KBC Group revealed yesterday that 2.5pc of its €13.6bn Irish homeloans were at least three months in arrears -- more than double the average rate of the Belgian financial giant's total mortgage book.
The average loan-to-value at KBC Homeloans (formerly IIB Homeloans) stood at 76pc at the end of September, a third higher the group average.
Some 95pc of the bank's mortgages are carried out through the broker channel, and industry sources suggest about a fifth of the book is made up of the previously-booming buy-to-let market.
Details of the performance of the Irish mortgage book were contained in slides prepared for analysts yesterday as Brussels-based KBC Group unveiled the first loss since it was created in a 1988 merger.
The average LTV in its €28bn Belgian mortgage book stands at 50pc, while 'non-performing loans' -- where payments are at least 90 days behind -- are at only 0.5pc.
Market observers expect to get a clearer picture of the quality of the Irish mortgage market, which has held up well despite the deteriorating economy, when Irish Life & Permanent issues a trading update next week.
The country's biggest mortgage provider said in August that there had been "no significant change" in arrears in its Irish book in the first half.
Non-performing loans made up 0.9pc of the Irish portfolio at the end of last December.
KBC Group, in which the Belgian government recently injected €3.5bn to shore up its finances, posted a third-quarter net loss of €906m, compared with a profit of €630m for the same period last year.
The quarterly loss was caused by €1.4bn in impairments on a net basis from losses in structured credit holdings, which were affected by the global financial crisis.
The group, which also has an asset management business in Dublin, has booked a €50m writedown on a 2pc stake held in Irish Life & Permanent so far this year.

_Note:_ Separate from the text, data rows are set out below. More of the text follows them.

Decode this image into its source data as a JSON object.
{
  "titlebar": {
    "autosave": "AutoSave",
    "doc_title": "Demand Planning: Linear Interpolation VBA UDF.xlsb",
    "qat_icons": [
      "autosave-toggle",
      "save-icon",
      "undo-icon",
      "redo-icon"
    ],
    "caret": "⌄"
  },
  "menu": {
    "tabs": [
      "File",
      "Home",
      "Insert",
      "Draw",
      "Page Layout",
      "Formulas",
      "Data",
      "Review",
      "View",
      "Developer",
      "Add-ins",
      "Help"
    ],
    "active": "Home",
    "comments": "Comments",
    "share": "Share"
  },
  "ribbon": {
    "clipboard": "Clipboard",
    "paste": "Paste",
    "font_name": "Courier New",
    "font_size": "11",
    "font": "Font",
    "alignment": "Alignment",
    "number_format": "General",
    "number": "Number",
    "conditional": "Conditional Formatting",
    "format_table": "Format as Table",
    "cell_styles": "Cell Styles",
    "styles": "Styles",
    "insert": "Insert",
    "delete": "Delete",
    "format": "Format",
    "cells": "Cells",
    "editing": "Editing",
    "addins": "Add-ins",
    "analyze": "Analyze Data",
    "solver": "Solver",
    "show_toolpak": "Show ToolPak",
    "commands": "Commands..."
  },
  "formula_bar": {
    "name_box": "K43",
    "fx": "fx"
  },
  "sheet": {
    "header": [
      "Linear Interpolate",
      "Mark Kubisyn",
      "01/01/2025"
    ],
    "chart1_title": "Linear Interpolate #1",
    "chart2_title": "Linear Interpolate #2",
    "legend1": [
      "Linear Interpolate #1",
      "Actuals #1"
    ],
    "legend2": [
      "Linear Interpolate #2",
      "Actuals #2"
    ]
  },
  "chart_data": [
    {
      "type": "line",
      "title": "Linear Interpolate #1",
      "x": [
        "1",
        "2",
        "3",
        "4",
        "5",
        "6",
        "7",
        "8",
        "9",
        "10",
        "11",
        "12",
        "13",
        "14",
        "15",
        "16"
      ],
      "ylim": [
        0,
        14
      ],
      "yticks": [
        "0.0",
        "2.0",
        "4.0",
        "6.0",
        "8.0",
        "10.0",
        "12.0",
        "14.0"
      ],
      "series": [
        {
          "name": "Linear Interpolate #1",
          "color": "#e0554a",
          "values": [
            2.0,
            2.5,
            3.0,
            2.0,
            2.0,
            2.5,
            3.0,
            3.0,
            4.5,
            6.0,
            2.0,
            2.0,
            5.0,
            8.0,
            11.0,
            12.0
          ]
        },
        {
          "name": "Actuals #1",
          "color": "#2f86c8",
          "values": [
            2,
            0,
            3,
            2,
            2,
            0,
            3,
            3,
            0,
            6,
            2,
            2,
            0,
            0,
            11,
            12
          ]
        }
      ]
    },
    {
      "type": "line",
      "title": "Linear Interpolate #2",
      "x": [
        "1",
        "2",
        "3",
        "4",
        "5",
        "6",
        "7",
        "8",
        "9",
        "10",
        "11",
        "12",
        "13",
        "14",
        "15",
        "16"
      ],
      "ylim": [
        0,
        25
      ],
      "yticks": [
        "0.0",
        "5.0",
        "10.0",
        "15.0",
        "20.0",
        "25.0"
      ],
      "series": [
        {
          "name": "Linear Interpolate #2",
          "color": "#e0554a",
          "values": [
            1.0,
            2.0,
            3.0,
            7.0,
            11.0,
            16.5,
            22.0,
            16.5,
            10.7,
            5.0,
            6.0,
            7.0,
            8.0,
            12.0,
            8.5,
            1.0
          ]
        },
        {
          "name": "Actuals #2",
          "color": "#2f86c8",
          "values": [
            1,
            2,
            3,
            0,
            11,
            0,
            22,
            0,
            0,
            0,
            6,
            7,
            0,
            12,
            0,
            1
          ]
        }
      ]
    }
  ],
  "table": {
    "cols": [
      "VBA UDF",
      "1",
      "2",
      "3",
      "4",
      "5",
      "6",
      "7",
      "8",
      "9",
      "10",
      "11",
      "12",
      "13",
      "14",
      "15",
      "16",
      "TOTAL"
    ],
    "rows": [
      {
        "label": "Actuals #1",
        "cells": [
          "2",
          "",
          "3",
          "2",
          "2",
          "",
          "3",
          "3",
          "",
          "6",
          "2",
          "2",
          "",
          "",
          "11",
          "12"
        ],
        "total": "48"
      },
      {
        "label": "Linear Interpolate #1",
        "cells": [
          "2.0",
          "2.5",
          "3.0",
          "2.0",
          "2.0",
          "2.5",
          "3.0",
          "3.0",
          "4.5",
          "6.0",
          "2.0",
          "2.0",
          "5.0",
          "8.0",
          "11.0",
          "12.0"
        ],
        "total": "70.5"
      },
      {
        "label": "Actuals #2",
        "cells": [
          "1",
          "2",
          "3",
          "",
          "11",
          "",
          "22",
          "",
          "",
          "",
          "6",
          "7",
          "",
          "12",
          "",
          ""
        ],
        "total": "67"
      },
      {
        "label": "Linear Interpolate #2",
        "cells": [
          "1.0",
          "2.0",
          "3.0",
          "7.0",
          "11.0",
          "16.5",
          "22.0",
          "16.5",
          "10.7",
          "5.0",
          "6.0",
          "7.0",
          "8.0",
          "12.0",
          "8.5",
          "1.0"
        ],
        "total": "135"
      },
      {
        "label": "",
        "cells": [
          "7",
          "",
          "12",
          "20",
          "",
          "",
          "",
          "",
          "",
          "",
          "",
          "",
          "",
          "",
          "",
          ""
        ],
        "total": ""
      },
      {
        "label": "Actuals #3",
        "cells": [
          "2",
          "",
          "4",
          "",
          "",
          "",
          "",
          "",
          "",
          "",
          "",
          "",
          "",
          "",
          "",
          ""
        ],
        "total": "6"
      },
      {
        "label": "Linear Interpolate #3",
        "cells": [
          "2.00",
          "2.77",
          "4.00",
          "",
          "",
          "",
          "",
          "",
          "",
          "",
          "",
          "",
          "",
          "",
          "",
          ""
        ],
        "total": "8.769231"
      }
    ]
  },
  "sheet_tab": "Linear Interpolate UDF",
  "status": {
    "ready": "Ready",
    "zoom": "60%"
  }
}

Some €48m of the IL&P hit was taken in the three months to the end of June, with the remainder booked in the subsequent quarter.
The Irish group's shares tumbled 61pc over the course of the six months, in line with a sell-off across the wider financial sector.
Shares in KBC are down by a half since mid-September, when the global financial crisis deepened and triggered the nationalisation or capitalisation of financial companies by governments, but are up 30pc from the 12-year lows recorded just before it took the government capital injection.
Chief executive Andre Bergen said that KBC's investments in central and eastern Europe helped to support the business, and that it would continue to focus on the area, as well as strengthening its home Belgian market. (Additional reporting, Reuters)